Spread Option

AAA

DEFINITION of 'Spread Option'

A type of option that derives its value from the difference between the prices of two or more assets. Spread options can be written on all types of financial products including equities, bonds and currencies. This type of position can be purchased on large exchanges, but is primarily traded in the over-the-counter market.

INVESTOPEDIA EXPLAINS 'Spread Option'

Some types of commodity spreads enable the trader to gain exposure to the commodity's production process. This is created by purchasing a spread option based on the difference between the inputs and outputs of the process. Common examples of this type of spread are the crack, crush and spark spreads.

RELATED TERMS
  1. Seagull Option
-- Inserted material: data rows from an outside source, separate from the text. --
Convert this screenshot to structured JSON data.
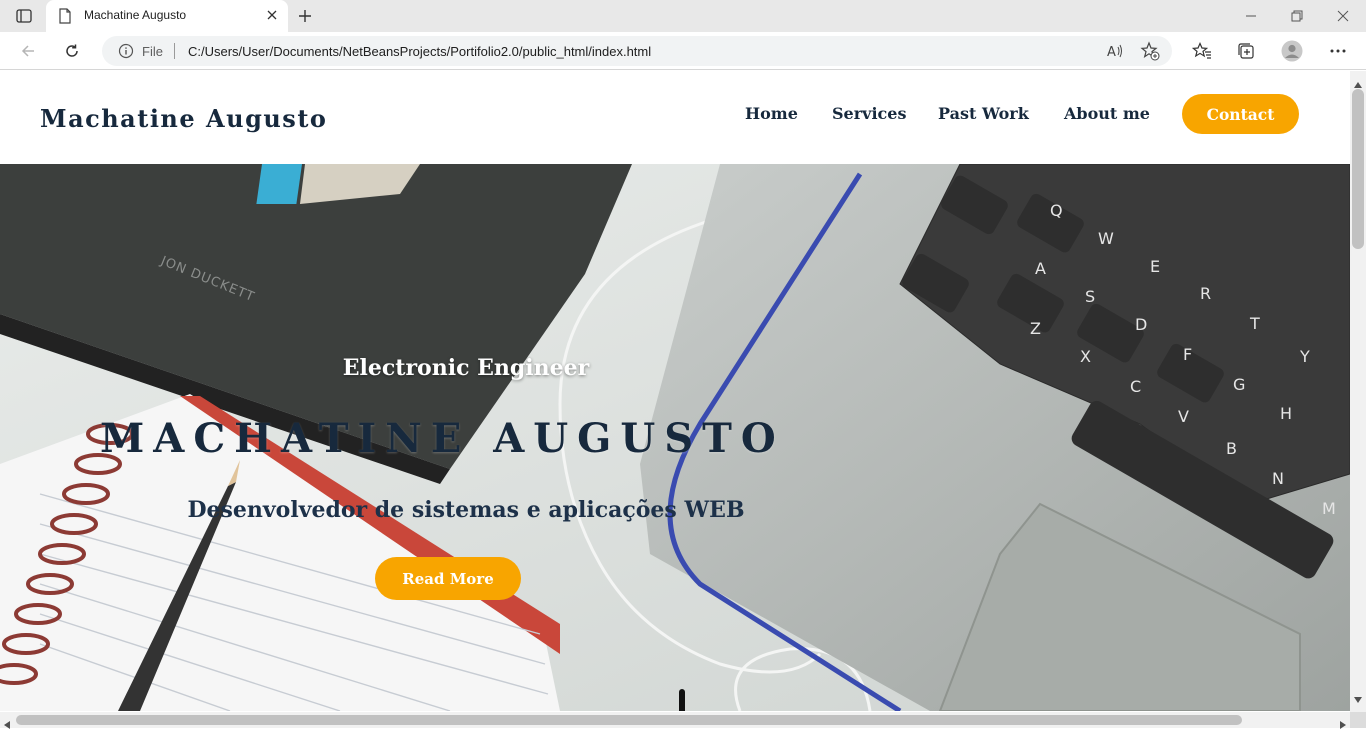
{
  "browser": {
    "tab": {
      "title": "Machatine Augusto"
    },
    "address": {
      "scheme_label": "File",
      "url": "C:/Users/User/Documents/NetBeansProjects/Portifolio2.0/public_html/index.html"
    }
  },
  "site": {
    "brand": "Machatine Augusto",
    "nav": [
      {
        "label": "Home"
      },
      {
        "label": "Services"
      },
      {
        "label": "Past Work"
      },
      {
        "label": "About me"
      }
    ],
    "contact_label": "Contact",
    "hero": {
      "kicker": "Electronic Engineer",
      "title": "MACHATINE AUGUSTO",
      "subtitle": "Desenvolvedor de sistemas e aplicações WEB",
      "cta_label": "Read More",
      "background_text": "JON DUCKETT"
    }
  },
  "colors": {
    "accent": "#f8a500",
    "navy": "#17293d"
  }
}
    A three-legged option strategy, often used in forex trading, ...
  2. Option

    A financial derivative that represents a contract sold by one ...
  3. Over-The-Counter - OTC

    A security traded in some context other than on a formal exchange ...
  4. Vertical Spread

    An options trading strategy with which a trader makes a simultaneous ...
  5. Crush Spread

    A trading strategy used in the soybean futures market. A soybean ...
  6. Crack Spread

    The spread created in commodity markets by purchasing oil futures ...
RELATED FAQS
  1. Why would a company issue a rights offering?

    Companies most commonly issue a rights offering to raise additional capital. A company may need extra capital to meet its ... Read Full Answer >>
  2. What is the difference between share purchase rights and options?

    There is a big difference between share purchase rights and options. With share purchase rights, the holder may or may not ... Read Full Answer >>
  3. What is the difference between an option-adjusted spread and a Z-spread in reference ...

    Unlike the Z-spread calculation, the option-adjusted spread takes into account how the embedded option in a bond can change ... Read Full Answer >>
  4. In what ways can a sinking fund affect bond returns?

    The effective yield of a bond sinking fund to an investor should not be considered similar to a bond nonsinking fund. Both ... Read Full Answer >>
  5. Can delta be used to calculate price volatility of an option?

    The delta of an option is a component of the Black-Scholes option pricing formula, which provides the implied volatility ... Read Full Answer >>
  6. What is the difference between a banker's acceptance and a post-dated check?

    Some common financial instruments that speculators use are stocks and financial derivatives. Speculation involves trading ... Read Full Answer >>
Related Articles
  1. Options & Futures

    Options Basics Tutorial

    Discover the world of options, from primary concepts to how options work and why you might use them.
  2. Options & Futures

    Out-Of-The-Money Put Time Spreads

    Learn about this low-risk, bearish options strategy used to speculate on major market declines.
  3. Insurance

    Futures Fundamentals

    For those who are new to futures but want a solid understanding of them, this tutorial explains what futures contracts are, how they work and why investors use them.
  4. Options & Futures

    Option Spread Strategies

    Learn why option spreads offer trading opportunities with limited risk and greater versatility.
  5. Investing

    What More Volatility Means For Momentum Stocks

    One byproduct of the recent tick higher in bond yields: a meaningful rise in volatility for both stocks and bonds.
  6. Options & Futures

    How & Why Interest Rates Affect Options

    The Fed is expected to change interest rates soon. We explain how a change in interest rates impacts option valuations.
  7. Investing Basics

    Understanding Notional Value

    This term is commonly used in the options, futures and currency markets because a very small amount of invested money can control a large position.
  8. Options & Futures

    The Risks Of Writing Covered Calls

    While writing a covered call option is less risky than writing a naked call option, the strategy is not entirely riskfree.
  9. Options & Futures

    How Low Can Oil Prices Go?

    Record low oil prices are a welcome development for consumers, but oil companies are struggling with choosing market share over profitability.
  10. Options & Futures

    SEC-Regulated Options Brokers

    Investopedia provides a List Of SEC-Regulated Options Brokers

You May Also Like

Hot Definitions
  1. Moving Average - MA

    A widely used indicator in technical analysis that helps smooth out price action by filtering out the “noise” from random ...
  2. Yield Curve

    A line that plots the interest rates, at a set point in time, of bonds having equal credit quality, but differing maturity ...
  3. Productivity

    An economic measure of output per unit of input. Inputs include labor and capital, while output is typically measured in ...
  4. Variance

    The spread between numbers in a data set, measuring Variance is calculated by taking the differences between each number ...
  5. Terminal Value - TV

    The value of a bond at maturity, or of an asset at a specified, future valuation date, taking into account factors such as ...
  6. Rule Of 70

    A way to estimate the number of years it takes for a certain variable to double. The rule of 70 states that in order to estimate ...
Trading Center